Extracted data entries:
━━━━━━━━━━━━━━━━━━━━

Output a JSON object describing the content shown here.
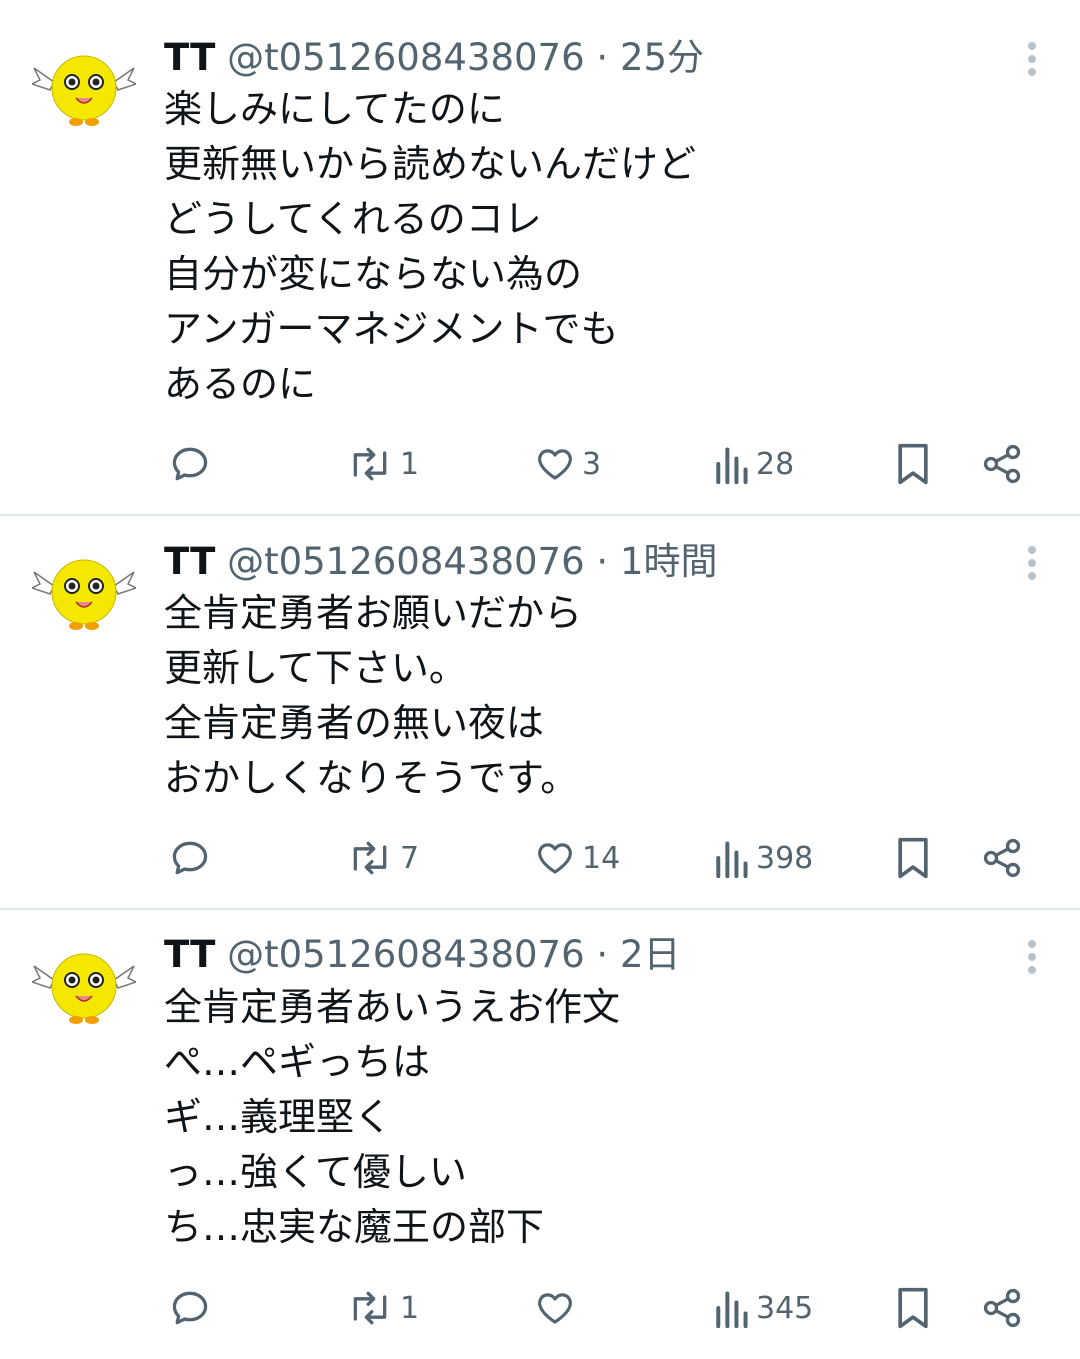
{
  "tweets": [
    {
      "name": "TT",
      "handle": "@t0512608438076",
      "dot": "·",
      "time": "25分",
      "lines": [
        "楽しみにしてたのに",
        "更新無いから読めないんだけど",
        "どうしてくれるのコレ",
        "自分が変にならない為の",
        "アンガーマネジメントでも",
        "あるのに"
      ],
      "retweets": "1",
      "likes": "3",
      "views": "28"
    },
    {
      "name": "TT",
      "handle": "@t0512608438076",
      "dot": "·",
      "time": "1時間",
      "lines": [
        "全肯定勇者お願いだから",
        "更新して下さい。",
        "全肯定勇者の無い夜は",
        "おかしくなりそうです。"
      ],
      "retweets": "7",
      "likes": "14",
      "views": "398"
    },
    {
      "name": "TT",
      "handle": "@t0512608438076",
      "dot": "·",
      "time": "2日",
      "lines": [
        "全肯定勇者あいうえお作文",
        "ぺ…ペギっちは",
        "ギ…義理堅く",
        "っ…強くて優しい",
        "ち…忠実な魔王の部下"
      ],
      "retweets": "1",
      "likes": "",
      "views": "345"
    }
  ],
  "colors": {
    "text": "#0f1419",
    "secondary": "#536471",
    "divider": "#e1e6ea",
    "avatar": "#f5e800"
  },
  "icons": [
    "reply-icon",
    "retweet-icon",
    "like-icon",
    "views-icon",
    "bookmark-icon",
    "share-icon",
    "more-icon"
  ]
}
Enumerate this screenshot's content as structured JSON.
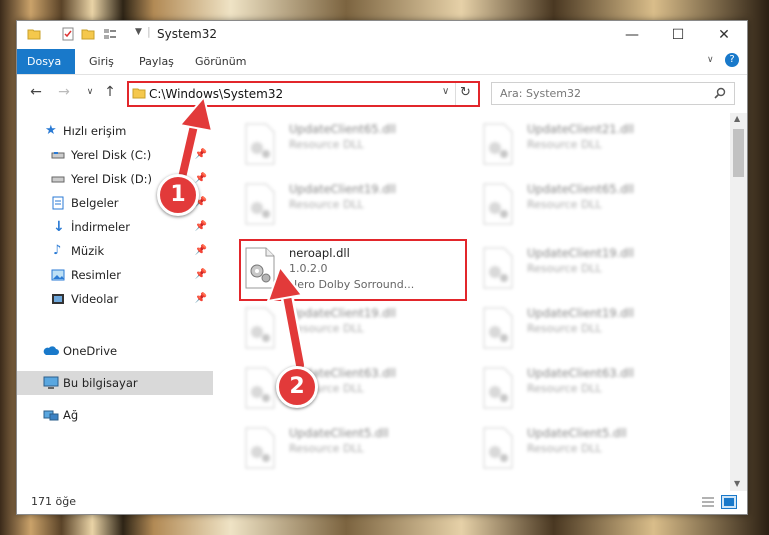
{
  "window": {
    "title": "System32",
    "min": "—",
    "max": "☐",
    "close": "✕"
  },
  "ribbon": {
    "tabs": [
      "Dosya",
      "Giriş",
      "Paylaş",
      "Görünüm"
    ],
    "help": "?"
  },
  "nav": {
    "address": "C:\\Windows\\System32",
    "search_placeholder": "Ara: System32"
  },
  "sidebar": {
    "items": [
      {
        "label": "Hızlı erişim",
        "icon": "star-icon"
      },
      {
        "label": "Yerel Disk (C:)",
        "icon": "drive-icon"
      },
      {
        "label": "Yerel Disk (D:)",
        "icon": "drive-icon"
      },
      {
        "label": "Belgeler",
        "icon": "documents-icon"
      },
      {
        "label": "İndirmeler",
        "icon": "download-icon"
      },
      {
        "label": "Müzik",
        "icon": "music-icon"
      },
      {
        "label": "Resimler",
        "icon": "pictures-icon"
      },
      {
        "label": "Videolar",
        "icon": "videos-icon"
      },
      {
        "label": "OneDrive",
        "icon": "cloud-icon"
      },
      {
        "label": "Bu bilgisayar",
        "icon": "computer-icon"
      },
      {
        "label": "Ağ",
        "icon": "network-icon"
      }
    ]
  },
  "files": {
    "left": [
      {
        "name": "UpdateClient65.dll",
        "type": "Resource DLL"
      },
      {
        "name": "UpdateClient19.dll",
        "type": "Resource DLL"
      },
      {
        "name": "neroapl.dll",
        "version": "1.0.2.0",
        "desc": "Nero Dolby Sorround..."
      },
      {
        "name": "UpdateClient19.dll",
        "type": "Resource DLL"
      },
      {
        "name": "UpdateClient63.dll",
        "type": "Resource DLL"
      },
      {
        "name": "UpdateClient5.dll",
        "type": "Resource DLL"
      }
    ],
    "right": [
      {
        "name": "UpdateClient21.dll",
        "type": "Resource DLL"
      },
      {
        "name": "UpdateClient65.dll",
        "type": "Resource DLL"
      },
      {
        "name": "UpdateClient19.dll",
        "type": "Resource DLL"
      },
      {
        "name": "UpdateClient19.dll",
        "type": "Resource DLL"
      },
      {
        "name": "UpdateClient63.dll",
        "type": "Resource DLL"
      },
      {
        "name": "UpdateClient5.dll",
        "type": "Resource DLL"
      }
    ]
  },
  "status": {
    "count": "171 öğe"
  },
  "annotations": {
    "step1": "1",
    "step2": "2",
    "color": "#e23a3a"
  }
}
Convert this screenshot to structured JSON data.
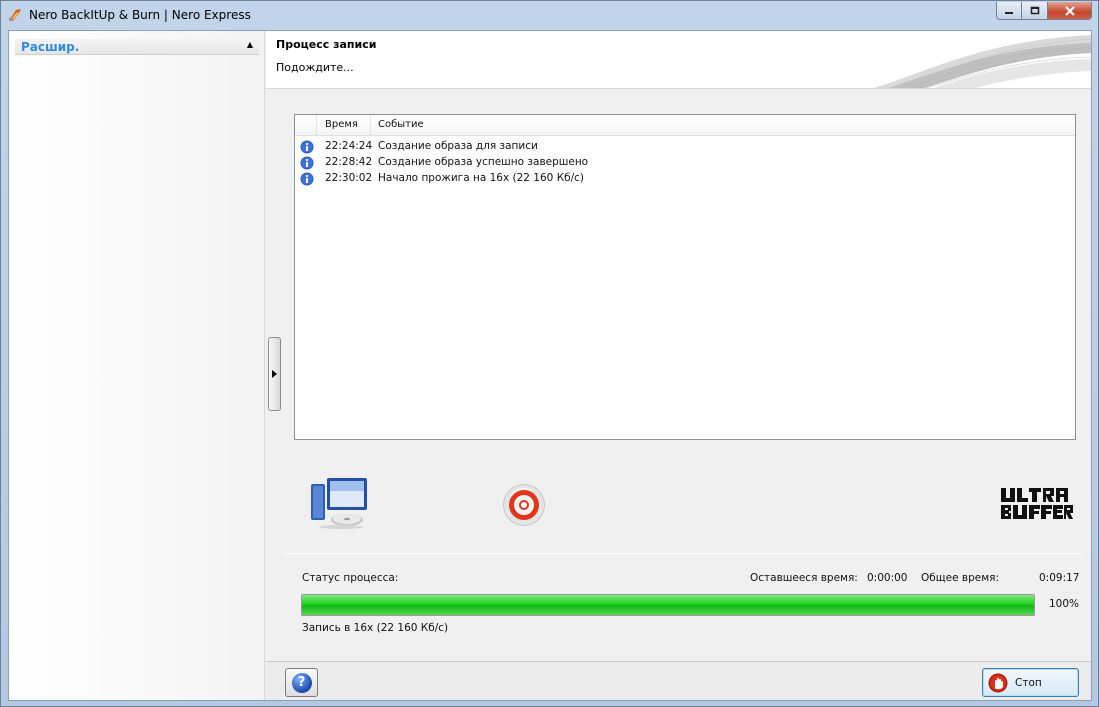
{
  "window": {
    "title": "Nero BackItUp & Burn | Nero Express"
  },
  "sidebar": {
    "header_label": "Расшир.",
    "caret_glyph": "▲"
  },
  "header": {
    "title": "Процесс записи",
    "subtitle": "Подождите..."
  },
  "log": {
    "columns": {
      "time": "Время",
      "event": "Событие"
    },
    "rows": [
      {
        "icon": "info-icon",
        "time": "22:24:24",
        "event": "Создание образа для записи"
      },
      {
        "icon": "info-icon",
        "time": "22:28:42",
        "event": "Создание образа успешно завершено"
      },
      {
        "icon": "info-icon",
        "time": "22:30:02",
        "event": "Начало прожига на 16x (22 160 Кб/с)"
      }
    ]
  },
  "status": {
    "process_label": "Статус процесса:",
    "remaining_label": "Оставшееся время:",
    "remaining_value": "0:00:00",
    "total_label": "Общее время:",
    "total_value": "0:09:17",
    "progress_percent": 100,
    "progress_text": "100%",
    "detail": "Запись в 16x (22 160 Кб/с)"
  },
  "footer": {
    "help_glyph": "?",
    "stop_label": "Стоп"
  },
  "colors": {
    "accent": "#2f8fd8",
    "progress": "#1ed21e"
  }
}
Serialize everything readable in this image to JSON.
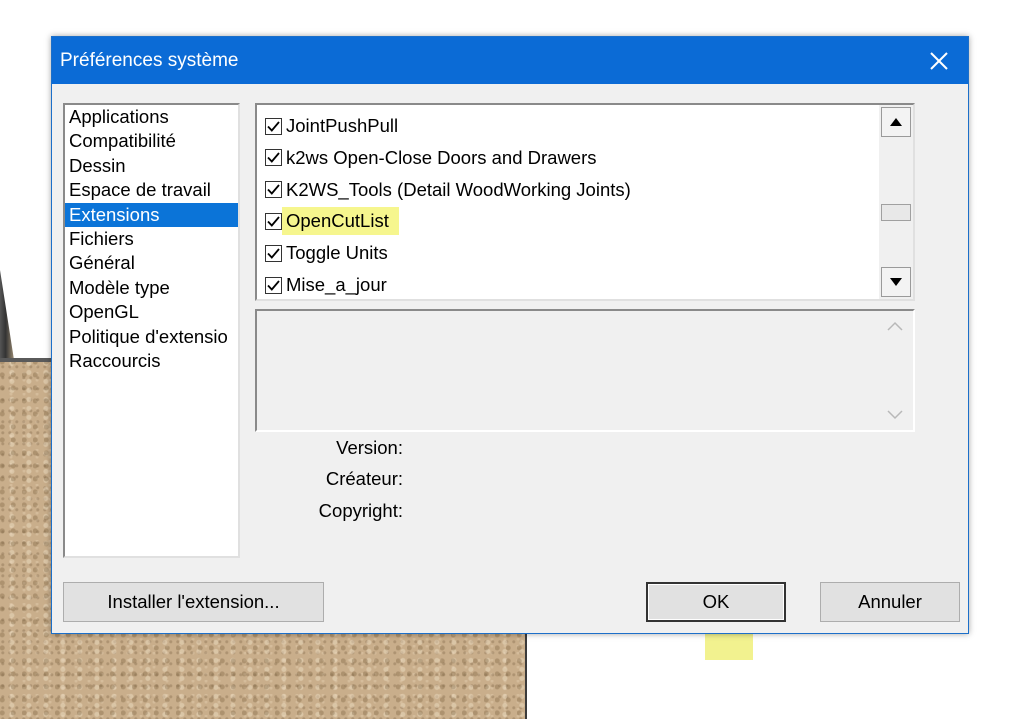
{
  "dialog": {
    "title": "Préférences système",
    "close_icon": "close-icon"
  },
  "categories": [
    {
      "label": "Applications",
      "selected": false
    },
    {
      "label": "Compatibilité",
      "selected": false
    },
    {
      "label": "Dessin",
      "selected": false
    },
    {
      "label": "Espace de travail",
      "selected": false
    },
    {
      "label": "Extensions",
      "selected": true
    },
    {
      "label": "Fichiers",
      "selected": false
    },
    {
      "label": "Général",
      "selected": false
    },
    {
      "label": "Modèle type",
      "selected": false
    },
    {
      "label": "OpenGL",
      "selected": false
    },
    {
      "label": "Politique d'extensio",
      "selected": false
    },
    {
      "label": "Raccourcis",
      "selected": false
    }
  ],
  "extensions": [
    {
      "label": "JointPushPull",
      "checked": true
    },
    {
      "label": "k2ws Open-Close Doors and Drawers",
      "checked": true
    },
    {
      "label": "K2WS_Tools (Detail WoodWorking Joints)",
      "checked": true
    },
    {
      "label": "OpenCutList",
      "checked": true,
      "highlighted": true
    },
    {
      "label": "Toggle Units",
      "checked": true
    },
    {
      "label": "Mise_a_jour",
      "checked": true
    }
  ],
  "details": {
    "version_label": "Version:",
    "creator_label": "Créateur:",
    "copyright_label": "Copyright:"
  },
  "buttons": {
    "install_label": "Installer l'extension...",
    "ok_label": "OK",
    "cancel_label": "Annuler"
  },
  "colors": {
    "titlebar": "#0b6bd6",
    "selection": "#0b74d8",
    "highlight": "#f6f68e"
  }
}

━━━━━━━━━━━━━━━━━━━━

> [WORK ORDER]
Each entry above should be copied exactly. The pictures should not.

> [ANSWER AREA]
Output a JSON object describing the content shown here.
{
  "tweets": [
    {
      "name": "TT",
      "handle": "@t0512608438076",
      "dot": "·",
      "time": "25分",
      "lines": [
        "楽しみにしてたのに",
        "更新無いから読めないんだけど",
        "どうしてくれるのコレ",
        "自分が変にならない為の",
        "アンガーマネジメントでも",
        "あるのに"
      ],
      "retweets": "1",
      "likes": "3",
      "views": "28"
    },
    {
      "name": "TT",
      "handle": "@t0512608438076",
      "dot": "·",
      "time": "1時間",
      "lines": [
        "全肯定勇者お願いだから",
        "更新して下さい。",
        "全肯定勇者の無い夜は",
        "おかしくなりそうです。"
      ],
      "retweets": "7",
      "likes": "14",
      "views": "398"
    },
    {
      "name": "TT",
      "handle": "@t0512608438076",
      "dot": "·",
      "time": "2日",
      "lines": [
        "全肯定勇者あいうえお作文",
        "ぺ…ペギっちは",
        "ギ…義理堅く",
        "っ…強くて優しい",
        "ち…忠実な魔王の部下"
      ],
      "retweets": "1",
      "likes": "",
      "views": "345"
    }
  ],
  "colors": {
    "text": "#0f1419",
    "secondary": "#536471",
    "divider": "#e1e6ea",
    "avatar": "#f5e800"
  },
  "icons": [
    "reply-icon",
    "retweet-icon",
    "like-icon",
    "views-icon",
    "bookmark-icon",
    "share-icon",
    "more-icon"
  ]
}
Enumerate this screenshot's content as structured JSON.
{
  "window": {
    "title": "System32",
    "min": "—",
    "max": "☐",
    "close": "✕"
  },
  "ribbon": {
    "tabs": [
      "Dosya",
      "Giriş",
      "Paylaş",
      "Görünüm"
    ],
    "help": "?"
  },
  "nav": {
    "address": "C:\\Windows\\System32",
    "search_placeholder": "Ara: System32"
  },
  "sidebar": {
    "items": [
      {
        "label": "Hızlı erişim",
        "icon": "star-icon"
      },
      {
        "label": "Yerel Disk (C:)",
        "icon": "drive-icon"
      },
      {
        "label": "Yerel Disk (D:)",
        "icon": "drive-icon"
      },
      {
        "label": "Belgeler",
        "icon": "documents-icon"
      },
      {
        "label": "İndirmeler",
        "icon": "download-icon"
      },
      {
        "label": "Müzik",
        "icon": "music-icon"
      },
      {
        "label": "Resimler",
        "icon": "pictures-icon"
      },
      {
        "label": "Videolar",
        "icon": "videos-icon"
      },
      {
        "label": "OneDrive",
        "icon": "cloud-icon"
      },
      {
        "label": "Bu bilgisayar",
        "icon": "computer-icon"
      },
      {
        "label": "Ağ",
        "icon": "network-icon"
      }
    ]
  },
  "files": {
    "left": [
      {
        "name": "UpdateClient65.dll",
        "type": "Resource DLL"
      },
      {
        "name": "UpdateClient19.dll",
        "type": "Resource DLL"
      },
      {
        "name": "neroapl.dll",
        "version": "1.0.2.0",
        "desc": "Nero Dolby Sorround..."
      },
      {
        "name": "UpdateClient19.dll",
        "type": "Resource DLL"
      },
      {
        "name": "UpdateClient63.dll",
        "type": "Resource DLL"
      },
      {
        "name": "UpdateClient5.dll",
        "type": "Resource DLL"
      }
    ],
    "right": [
      {
        "name": "UpdateClient21.dll",
        "type": "Resource DLL"
      },
      {
        "name": "UpdateClient65.dll",
        "type": "Resource DLL"
      },
      {
        "name": "UpdateClient19.dll",
        "type": "Resource DLL"
      },
      {
        "name": "UpdateClient19.dll",
        "type": "Resource DLL"
      },
      {
        "name": "UpdateClient63.dll",
        "type": "Resource DLL"
      },
      {
        "name": "UpdateClient5.dll",
        "type": "Resource DLL"
      }
    ]
  },
  "status": {
    "count": "171 öğe"
  },
  "annotations": {
    "step1": "1",
    "step2": "2",
    "color": "#e23a3a"
  }
}
Convert this screenshot to structured JSON data.
{
  "window": {
    "title": "Nero BackItUp & Burn | Nero Express"
  },
  "sidebar": {
    "header_label": "Расшир.",
    "caret_glyph": "▲"
  },
  "header": {
    "title": "Процесс записи",
    "subtitle": "Подождите..."
  },
  "log": {
    "columns": {
      "time": "Время",
      "event": "Событие"
    },
    "rows": [
      {
        "icon": "info-icon",
        "time": "22:24:24",
        "event": "Создание образа для записи"
      },
      {
        "icon": "info-icon",
        "time": "22:28:42",
        "event": "Создание образа успешно завершено"
      },
      {
        "icon": "info-icon",
        "time": "22:30:02",
        "event": "Начало прожига на 16x (22 160 Кб/с)"
      }
    ]
  },
  "status": {
    "process_label": "Статус процесса:",
    "remaining_label": "Оставшееся время:",
    "remaining_value": "0:00:00",
    "total_label": "Общее время:",
    "total_value": "0:09:17",
    "progress_percent": 100,
    "progress_text": "100%",
    "detail": "Запись в 16x (22 160 Кб/с)"
  },
  "footer": {
    "help_glyph": "?",
    "stop_label": "Стоп"
  },
  "colors": {
    "accent": "#2f8fd8",
    "progress": "#1ed21e"
  }
}
Serialize everything readable in this image to JSON.
{
  "dialog": {
    "title": "Préférences système",
    "close_icon": "close-icon"
  },
  "categories": [
    {
      "label": "Applications",
      "selected": false
    },
    {
      "label": "Compatibilité",
      "selected": false
    },
    {
      "label": "Dessin",
      "selected": false
    },
    {
      "label": "Espace de travail",
      "selected": false
    },
    {
      "label": "Extensions",
      "selected": true
    },
    {
      "label": "Fichiers",
      "selected": false
    },
    {
      "label": "Général",
      "selected": false
    },
    {
      "label": "Modèle type",
      "selected": false
    },
    {
      "label": "OpenGL",
      "selected": false
    },
    {
      "label": "Politique d'extensio",
      "selected": false
    },
    {
      "label": "Raccourcis",
      "selected": false
    }
  ],
  "extensions": [
    {
      "label": "JointPushPull",
      "checked": true
    },
    {
      "label": "k2ws Open-Close Doors and Drawers",
      "checked": true
    },
    {
      "label": "K2WS_Tools (Detail WoodWorking Joints)",
      "checked": true
    },
    {
      "label": "OpenCutList",
      "checked": true,
      "highlighted": true
    },
    {
      "label": "Toggle Units",
      "checked": true
    },
    {
      "label": "Mise_a_jour",
      "checked": true
    }
  ],
  "details": {
    "version_label": "Version:",
    "creator_label": "Créateur:",
    "copyright_label": "Copyright:"
  },
  "buttons": {
    "install_label": "Installer l'extension...",
    "ok_label": "OK",
    "cancel_label": "Annuler"
  },
  "colors": {
    "titlebar": "#0b6bd6",
    "selection": "#0b74d8",
    "highlight": "#f6f68e"
  }
}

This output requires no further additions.